Your first reaction is likely that Bob has lost his mind from hitting the hookah pipe too often with
Greinke: 1-8, 4.05 ERA, 66 Ks, 1.30 WHIP
Myers: 4-3, 3.01 ERA, 65 Ks, 1.39 WHIP
I know it is insane to think it, let alone write it, but to this point of the season Myers has been a more valuable fantasy performer than Greinke. Amazing indeed. At the same time I would have to be totally cracked to suggest moving Greinke for Myers.
Myers has done a great job keeping his career long bugaboo -- the homer -- in check. In fact, he has done too good a job. His career HR/9 mark is 1.31 and every year since 2004 the number has been at least 1.18. This season his rate is 0.67 which is almost exactly 50 percent of his career level. If you believe that is going to continue -- insert witty comment here (I was too lazy to come up with one myself). In addition, the majority of his work this season has been dead on his career levels despite the fact that his current ERA is 1.30 runs below his career rate of 4.31.
2010: 7.25 K/9, 3.01 BB/9, 1.60 GB/FB, 20.4 LD-rate, .275 BAA
Career: 7.48 K/9, 3.13 BB/9, 1.48 GB/FB, 20.5 LD-rate, .263 BAA

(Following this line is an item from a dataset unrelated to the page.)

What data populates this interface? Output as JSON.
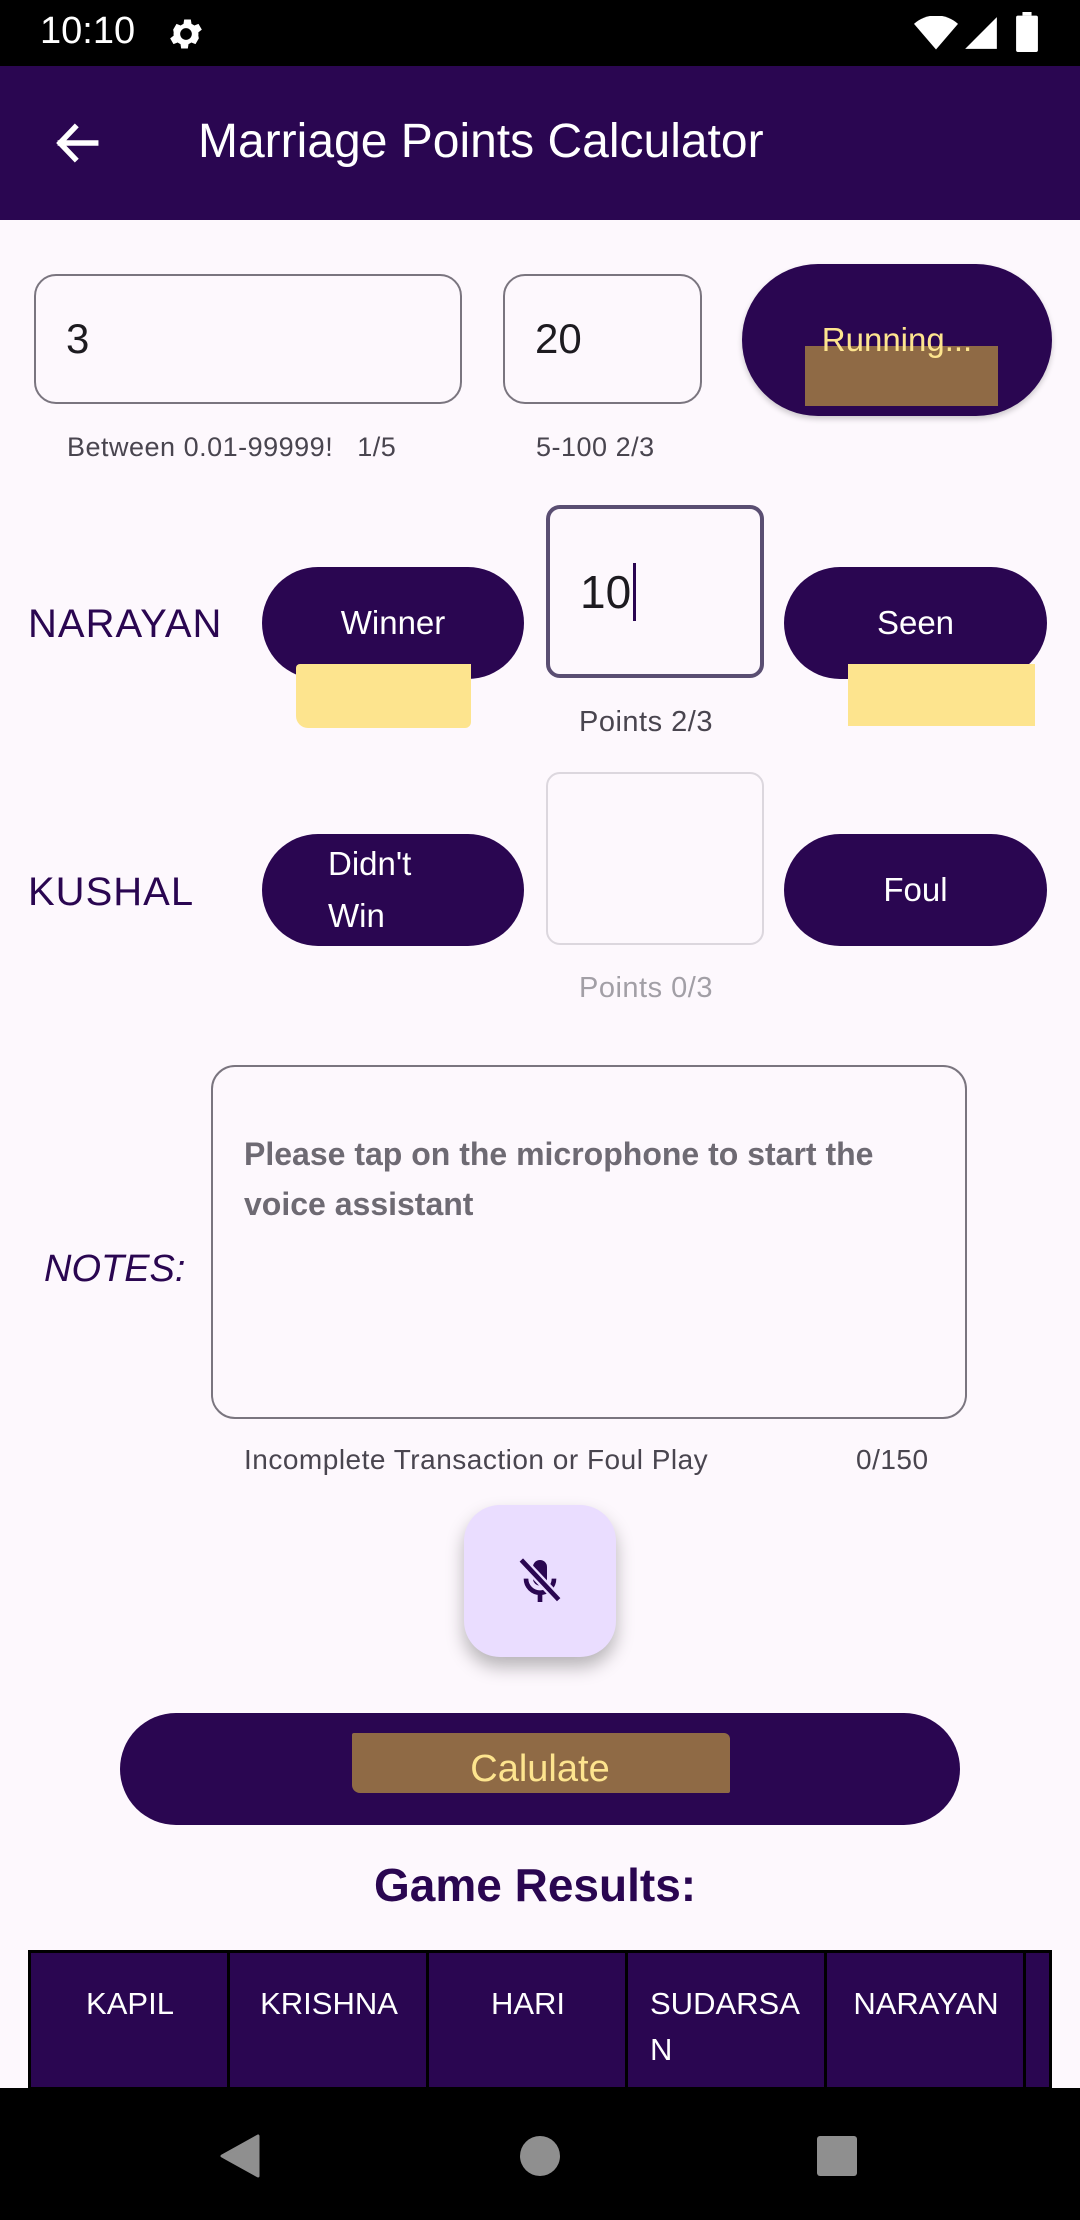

Add in the fact that Myers has thrown more than 75 innings just once in the past three seasons, and you have to have some serious reservations about his ability to keep his ERA this low the rest of the way.
Greinke has been a disaster if you look at his win-loss record, but you know by now that judging a pitcher based on his W-L record is about as wise as thinking just because

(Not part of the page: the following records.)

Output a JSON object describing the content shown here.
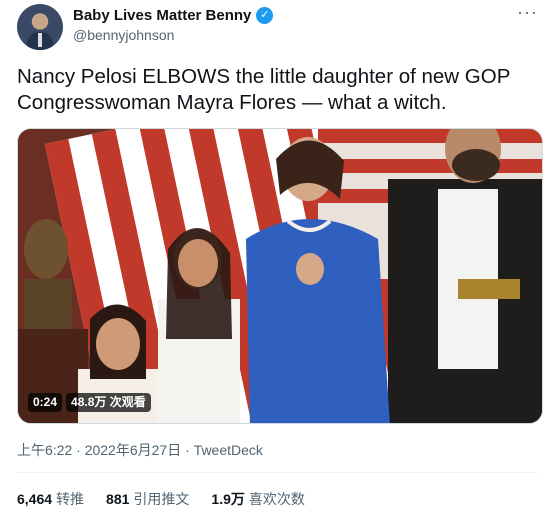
{
  "author": {
    "display_name": "Baby Lives Matter Benny",
    "handle": "@bennyjohnson",
    "verified_icon": "verified-badge-icon",
    "more_icon": "more-options-icon"
  },
  "tweet": {
    "text": "Nancy Pelosi ELBOWS the little daughter of new GOP Congresswoman Mayra Flores — what a witch."
  },
  "video": {
    "duration": "0:24",
    "views": "48.8万 次观看"
  },
  "meta": {
    "time": "上午6:22",
    "separator1": " · ",
    "date": "2022年6月27日",
    "separator2": " · ",
    "source": "TweetDeck"
  },
  "stats": {
    "retweets_count": "6,464",
    "retweets_label": "转推",
    "quotes_count": "881",
    "quotes_label": "引用推文",
    "likes_count": "1.9万",
    "likes_label": "喜欢次数"
  },
  "colors": {
    "accent": "#1d9bf0",
    "text": "#0f1419",
    "secondary": "#536471"
  }
}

Greinke is still the superior talent and doesn't have nearly the questions that Myers does. Despite the relatively even performance of the two so far I'd still take Greinke 99.3 percent of the time in this matchup.
Furcal was on fire in '08, hitting .357 with five homers, eight steals and 34 runs in 36 games in '08 before back woes set in. Since then, he just hasn't been the same player. Since the start of '09 he has appeared in 184 games, hitting .275 with 10 homers, 62 RBI, 115 runs and 21 steals. Those numbers would be perfectly acceptable over the course of a season, but remember we're talking about 184 games. In addition, that total of 21 steals is a real disappointment for a man who stole at least 22 bags in every season from '00-07. Moving to just the '10 campaign, Furcal stared out hot in the steals category but he has swiped a feeble total of one bag in his last 17 games. Toss in a nearly month-long DL stint for a hamstring issue -- which certainly could be related to his back woes -- and Furcal just isn't the lock for production he once was.

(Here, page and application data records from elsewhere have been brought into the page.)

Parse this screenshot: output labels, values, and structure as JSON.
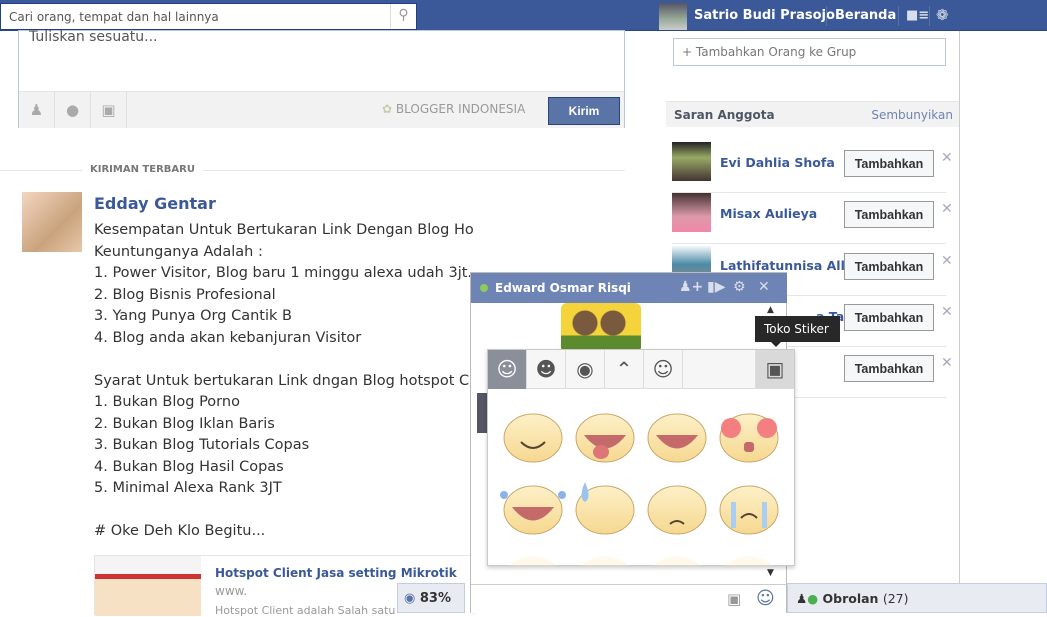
{
  "topbar": {
    "search_placeholder": "Cari orang, tempat dan hal lainnya",
    "user_name": "Satrio Budi Prasojo",
    "home": "Beranda",
    "brand_color": "#3b5998"
  },
  "composer": {
    "placeholder": "Tuliskan sesuatu...",
    "privacy_label": "BLOGGER INDONESIA",
    "submit": "Kirim"
  },
  "feed": {
    "section_label": "KIRIMAN TERBARU",
    "post": {
      "author": "Edday Gentar",
      "body": "Kesempatan Untuk Bertukaran Link Dengan Blog Hotspot Client.\nKeuntunganya Adalah :\n1. Power Visitor, Blog baru 1 minggu alexa udah 3jt.\n2. Blog Bisnis Profesional\n3. Yang Punya Org Cantik B\n4. Blog anda akan kebanjuran Visitor\n\nSyarat Untuk bertukaran Link dngan Blog hotspot Client\n1. Bukan Blog Porno\n2. Bukan Blog Iklan Baris\n3. Bukan Blog Tutorials Copas\n4. Bukan Blog Hasil Copas\n5. Minimal Alexa Rank 3JT\n\n# Oke Deh Klo Begitu...",
      "link": {
        "title": "Hotspot Client Jasa setting Mikrotik",
        "url": "www.",
        "description": "Hotspot Client adalah Salah satu"
      }
    }
  },
  "status_badge": {
    "value": "83%"
  },
  "right": {
    "add_people": "Tambahkan Orang ke Grup",
    "suggestions_title": "Saran Anggota",
    "hide": "Sembunyikan",
    "suggestions": [
      {
        "name": "Evi Dahlia Shofa",
        "button": "Tambahkan"
      },
      {
        "name": "Misax Aulieya",
        "button": "Tambahkan"
      },
      {
        "name": "Lathifatunnisa Allf",
        "button": "Tambahkan"
      },
      {
        "name": "a Tahmi",
        "button": "Tambahkan"
      },
      {
        "name": "",
        "button": "Tambahkan"
      }
    ]
  },
  "chat": {
    "name": "Edward Osmar Risqi",
    "online_color": "#8fcb5b",
    "header_color": "#6d84b4"
  },
  "sticker_panel": {
    "tooltip": "Toko Stiker",
    "tabs": [
      "smiley-pack",
      "girl-pack",
      "minion-pack",
      "cat-pack",
      "emoji-pack"
    ]
  },
  "chat_bar": {
    "label": "Obrolan",
    "count": "(27)"
  }
}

Drew hasn't necessarily lived up to the expectations that came with being selected 15th overall in the '04 draft, but he is starting to carve out a very nice career for himself. In each of the last three seasons he has hit at least 12 homers with 60 RBI and 60 runs scored, and only he,
I'd prefer Drew in this scenario, especially when you toss in the caveat about OPS instead of batting average. Furcal has a career OPS of .758 and only once in the past three years has he bettered that mark. As for Drew, his career mark is only slightly higher at .774, but he has been over .830 in two of his previous four seasons and clearly owns the more powerful bat which makes him the go-to choice here.
I'm still not buying Silva and his exemplary work so far this season. I touched on him yesterday in
Floyd has been a total mystery this season. In his last eight starts he has allowed one earned run three times while being beaten around like an opponent versus
I know it sounds crazy based on where each pitcher currently sits in the four major fantasy categories for starters, but I'd still prefer Floyd to Silva for the remainder of the campaign.
Let me dust off the old crystal ball.
The truth is I have no idea when/if the Nationals will remove Capps from the closer's role, or when/if they will trade him. That doesn't mean I'm going to turn a blind eye to an unforeseeable future though since concerns are clearly warranted with Capps.
First off, Capps got the dreaded vote of confidence from team management, and that always seems to mean a guy is about ready to get hosed.
Second, Capps' performance just hasn't been very good of late. In his last eight appearances he has three saves but he has two loses and four blown saves as his ERA has shot up from 2.01 to 3.49. We aren't just talking about a couple of innings of poor work either. Here are his numbers since the calendar flipped to May: 6.00 ERA and a 1.60 WHIP over 15 innings. There are some positives like his K/9 mark of 8.26 being a career best, that his 3.71 K/BB mark is a strong total, and that his current BABIP mark of .365 is way too high for a guy who owns a .305 mark in his career. Still, this is a results driven business, and the bottom line is that he hasn't been delivering the wins like he did early in the season.
Third, there is the presence of the closer of the future,
Fourth, you don't want to forget about
Should you bail on Capps? Considering the premium that is placed on saves, I don't think dumping Capps right now makes sense. I would recommend, however, that you roster at least one of the two "backup" arms in Washington, and like I just wrote, at this point I would suggest that you grab Clippard if he is available.